Could you copy the records below exactly, leaving out any pictures they include?

- INPUT RECORDS
--- --- ---

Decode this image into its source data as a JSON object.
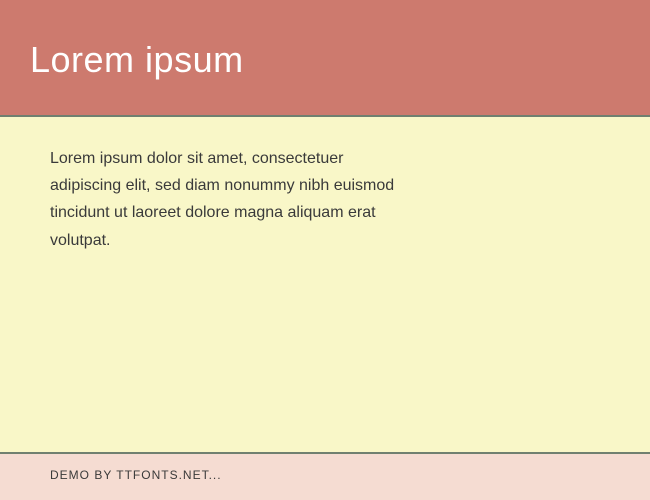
{
  "header": {
    "title": "Lorem ipsum"
  },
  "body": {
    "text": "Lorem ipsum dolor sit amet, consectetuer adipiscing elit, sed diam nonummy nibh euismod tincidunt ut laoreet dolore magna aliquam erat volutpat."
  },
  "footer": {
    "text": "DEMO BY TTFONTS.NET..."
  },
  "colors": {
    "header_bg": "#cd7a6e",
    "body_bg": "#f9f7c8",
    "footer_bg": "#f5dcd2",
    "divider": "#708070",
    "header_text": "#ffffff",
    "body_text": "#3a3a3a"
  }
}
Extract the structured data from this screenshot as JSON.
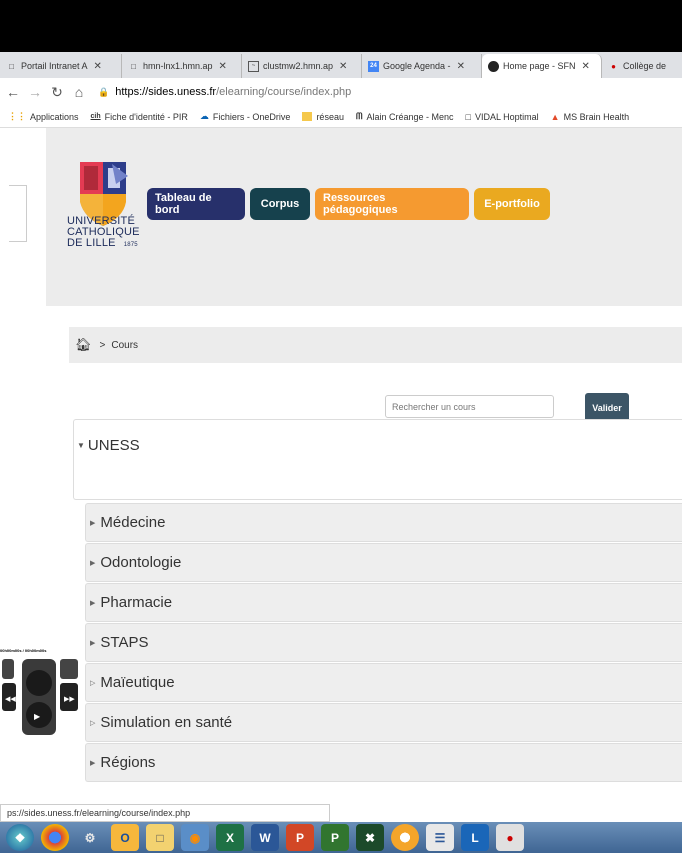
{
  "tabs": [
    {
      "title": "Portail Intranet A",
      "icon": "page-icon",
      "active": false
    },
    {
      "title": "hmn-lnx1.hmn.ap",
      "icon": "page-icon",
      "active": false
    },
    {
      "title": "clustmw2.hmn.ap",
      "icon": "chart-icon",
      "active": false
    },
    {
      "title": "Google Agenda -",
      "icon": "calendar-icon",
      "active": false
    },
    {
      "title": "Home page - SFN",
      "icon": "sfn-icon",
      "active": true
    },
    {
      "title": "Collège de",
      "icon": "college-icon",
      "active": false
    }
  ],
  "calendar_day": "24",
  "address": {
    "domain": "https://sides.uness.fr",
    "path": "/elearning/course/index.php"
  },
  "bookmarks": [
    {
      "label": "Applications",
      "icon": "apps-grid-icon"
    },
    {
      "label": "Fiche d'identité - PIR",
      "icon": "cih-icon",
      "icon_text": "cih"
    },
    {
      "label": "Fichiers - OneDrive",
      "icon": "onedrive-icon"
    },
    {
      "label": "réseau",
      "icon": "folder-icon"
    },
    {
      "label": "Alain Créange - Menc",
      "icon": "mendeley-icon"
    },
    {
      "label": "VIDAL Hoptimal",
      "icon": "page-icon"
    },
    {
      "label": "MS Brain Health",
      "icon": "ms-brain-icon"
    }
  ],
  "university": {
    "line1": "UNIVERSITÉ",
    "line2": "CATHOLIQUE",
    "line3": "DE LILLE",
    "year": "1875"
  },
  "nav": {
    "tableau": "Tableau de bord",
    "corpus": "Corpus",
    "ressources": "Ressources pédagogiques",
    "eportfolio": "E-portfolio"
  },
  "breadcrumb": {
    "current": "Cours"
  },
  "search": {
    "placeholder": "Rechercher un cours",
    "button": "Valider"
  },
  "root_category": "UNESS",
  "categories": [
    {
      "label": "Médecine",
      "expandable": true
    },
    {
      "label": "Odontologie",
      "expandable": true
    },
    {
      "label": "Pharmacie",
      "expandable": true
    },
    {
      "label": "STAPS",
      "expandable": true
    },
    {
      "label": "Maïeutique",
      "expandable": false
    },
    {
      "label": "Simulation en santé",
      "expandable": false
    },
    {
      "label": "Régions",
      "expandable": true
    }
  ],
  "media_player": {
    "time": "00h00m00s / 00h00m00s"
  },
  "status_url": "ps://sides.uness.fr/elearning/course/index.php",
  "taskbar": [
    "start-orb-icon",
    "chrome-icon",
    "network-icon",
    "outlook-icon",
    "explorer-icon",
    "player-icon",
    "excel-icon",
    "word-icon",
    "powerpoint-icon",
    "project-icon",
    "xcode-icon",
    "chrome-canary-icon",
    "notepad-icon",
    "lync-icon",
    "browser-icon"
  ],
  "colors": {
    "tableau": "#27306b",
    "corpus": "#16414d",
    "ressources": "#f59a30",
    "eportfolio": "#eaa920",
    "valider": "#3c5566"
  }
}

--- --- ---

- TASK OUTPUT
Decode this image into its source data as a JSON object.
{
  "header": {
    "title": "Lorem ipsum"
  },
  "body": {
    "text": "Lorem ipsum dolor sit amet, consectetuer adipiscing elit, sed diam nonummy nibh euismod tincidunt ut laoreet dolore magna aliquam erat volutpat."
  },
  "footer": {
    "text": "DEMO BY TTFONTS.NET..."
  },
  "colors": {
    "header_bg": "#cd7a6e",
    "body_bg": "#f9f7c8",
    "footer_bg": "#f5dcd2",
    "divider": "#708070",
    "header_text": "#ffffff",
    "body_text": "#3a3a3a"
  }
}
Extract the structured data from this screenshot as JSON.
{
  "tabs": [
    {
      "title": "Portail Intranet A",
      "icon": "page-icon",
      "active": false
    },
    {
      "title": "hmn-lnx1.hmn.ap",
      "icon": "page-icon",
      "active": false
    },
    {
      "title": "clustmw2.hmn.ap",
      "icon": "chart-icon",
      "active": false
    },
    {
      "title": "Google Agenda -",
      "icon": "calendar-icon",
      "active": false
    },
    {
      "title": "Home page - SFN",
      "icon": "sfn-icon",
      "active": true
    },
    {
      "title": "Collège de",
      "icon": "college-icon",
      "active": false
    }
  ],
  "calendar_day": "24",
  "address": {
    "domain": "https://sides.uness.fr",
    "path": "/elearning/course/index.php"
  },
  "bookmarks": [
    {
      "label": "Applications",
      "icon": "apps-grid-icon"
    },
    {
      "label": "Fiche d'identité - PIR",
      "icon": "cih-icon",
      "icon_text": "cih"
    },
    {
      "label": "Fichiers - OneDrive",
      "icon": "onedrive-icon"
    },
    {
      "label": "réseau",
      "icon": "folder-icon"
    },
    {
      "label": "Alain Créange - Menc",
      "icon": "mendeley-icon"
    },
    {
      "label": "VIDAL Hoptimal",
      "icon": "page-icon"
    },
    {
      "label": "MS Brain Health",
      "icon": "ms-brain-icon"
    }
  ],
  "university": {
    "line1": "UNIVERSITÉ",
    "line2": "CATHOLIQUE",
    "line3": "DE LILLE",
    "year": "1875"
  },
  "nav": {
    "tableau": "Tableau de bord",
    "corpus": "Corpus",
    "ressources": "Ressources pédagogiques",
    "eportfolio": "E-portfolio"
  },
  "breadcrumb": {
    "current": "Cours"
  },
  "search": {
    "placeholder": "Rechercher un cours",
    "button": "Valider"
  },
  "root_category": "UNESS",
  "categories": [
    {
      "label": "Médecine",
      "expandable": true
    },
    {
      "label": "Odontologie",
      "expandable": true
    },
    {
      "label": "Pharmacie",
      "expandable": true
    },
    {
      "label": "STAPS",
      "expandable": true
    },
    {
      "label": "Maïeutique",
      "expandable": false
    },
    {
      "label": "Simulation en santé",
      "expandable": false
    },
    {
      "label": "Régions",
      "expandable": true
    }
  ],
  "media_player": {
    "time": "00h00m00s / 00h00m00s"
  },
  "status_url": "ps://sides.uness.fr/elearning/course/index.php",
  "taskbar": [
    "start-orb-icon",
    "chrome-icon",
    "network-icon",
    "outlook-icon",
    "explorer-icon",
    "player-icon",
    "excel-icon",
    "word-icon",
    "powerpoint-icon",
    "project-icon",
    "xcode-icon",
    "chrome-canary-icon",
    "notepad-icon",
    "lync-icon",
    "browser-icon"
  ],
  "colors": {
    "tableau": "#27306b",
    "corpus": "#16414d",
    "ressources": "#f59a30",
    "eportfolio": "#eaa920",
    "valider": "#3c5566"
  }
}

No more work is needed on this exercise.